**Speeds** • The 1976 ITE publication also contains a related definition, where space mean speed is defined as the total travel divided by the total travel time. • This definition is similar to Equation mentioned above in calling for measurement of speeds over a distance, but dissimilar in including vehicles that did not cover the full distance.

**Speeds**

**Occupancy** • Occupancy is the fraction of time that vehicles are over the detector. For each individual vehicle, the time spent over the detector is determined by the vehicle's speed, u , and its length, L , plus the length of the detector itself, d.

**Importance of Location to the Nature of the Data** • Can one expect that the data collected will cover the full range that the model is intended to cover? • How to do curve fitting ( or parameter estimation) when there may be essential data missing?

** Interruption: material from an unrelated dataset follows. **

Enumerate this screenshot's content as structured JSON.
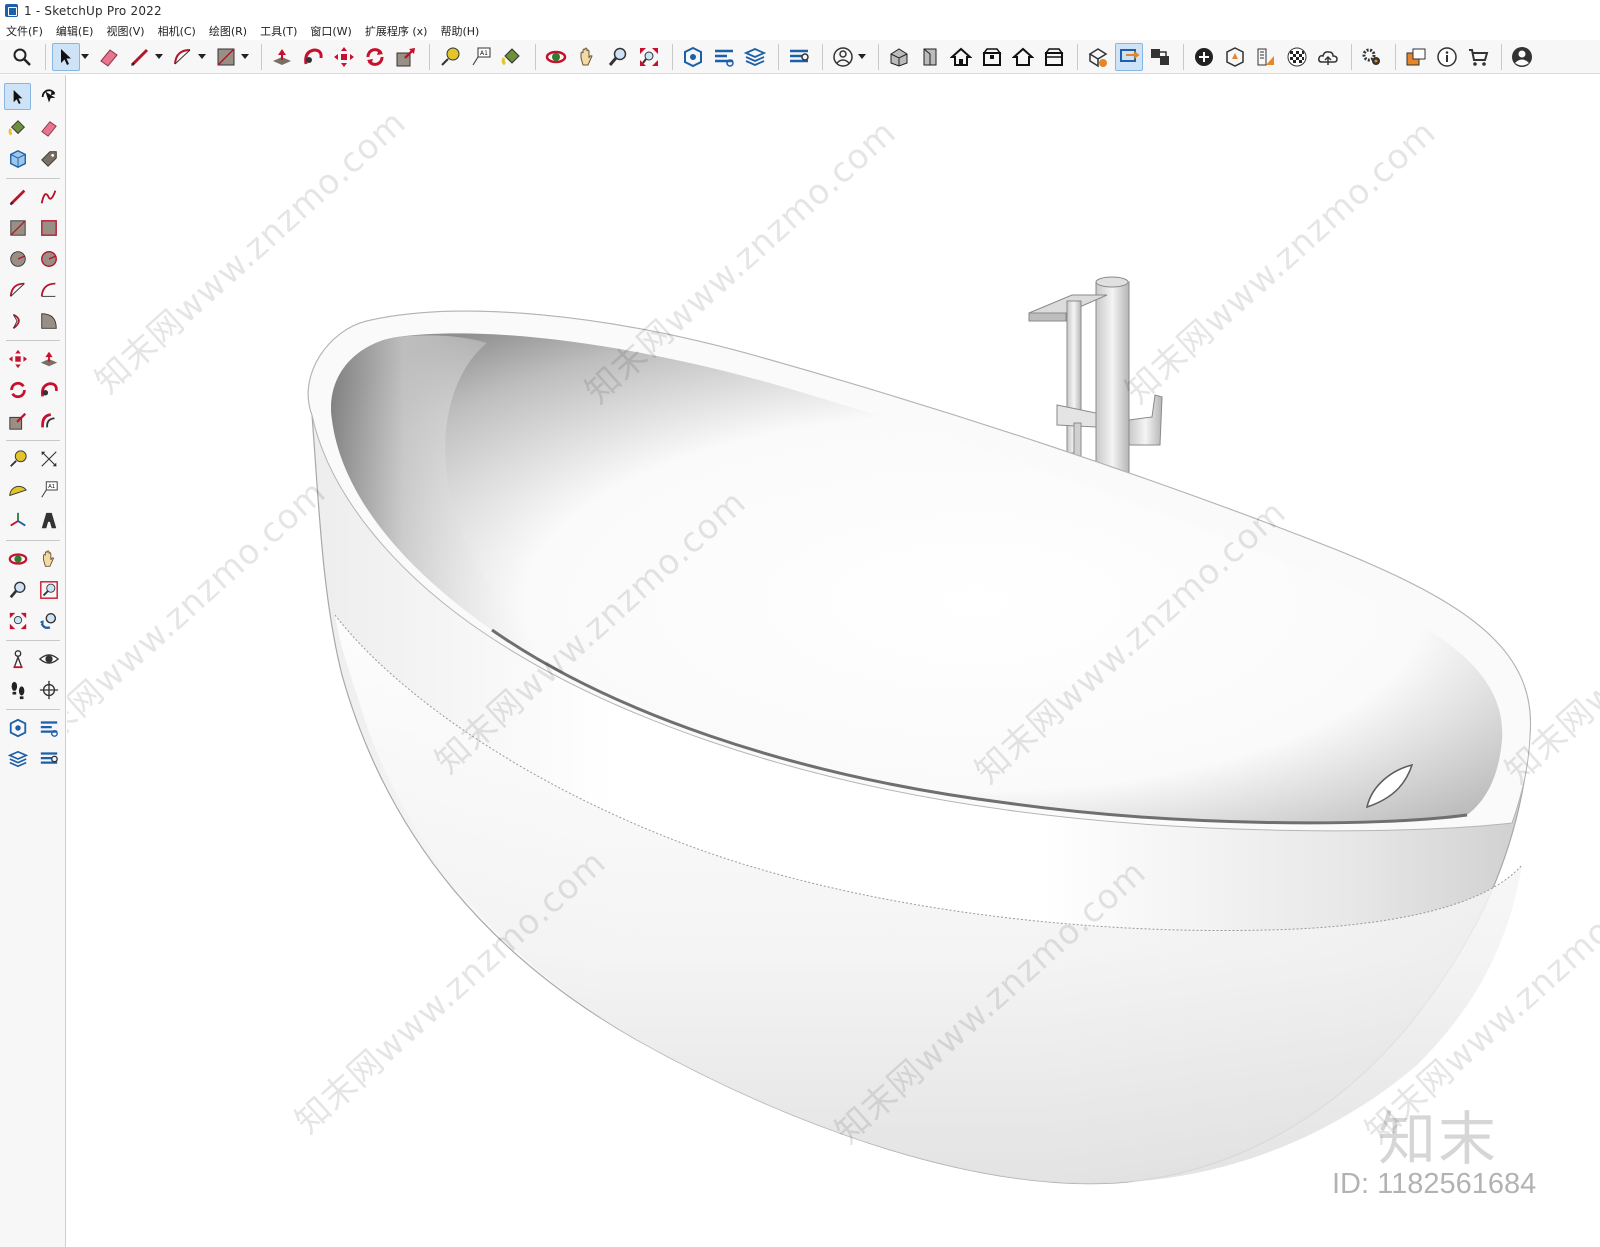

**No Congestion** No Capability

**Speed-Flow Models** This curve has speeds remaining flat as flows increase, out to somewhere between half and two-thirds of capacity values, and a very small decrease in speeds at capacity from those values.

**where u is the free-flow speed, and k is the jam density.** In short, Greenshields' model dominated the field for over 50 years, despite at least three problems.

**The most fundamental is that Greenshields’ did not work** with freeway data. Yet his result for a single lane of traffic was adopted directly for freeway conditions. • The second problem is that by current standards of research the method of analysis of the data, with overlapping groups and averaging prior to curve-fitting, would not be acceptable. • The third problem is that despite the fact that most people have used a model that was based on holiday traffic, current work focuses on regular commuters who are familiar with the road, to better ascertain what a road is capable of carrying.

**Speed-Density Models** The most interesting aspect of this particular model is that its empirical basis consisted of half a dozen points in tone cluster near free-flow speed, and a single observation under congested conditions. (1935) There are other advanced research lately.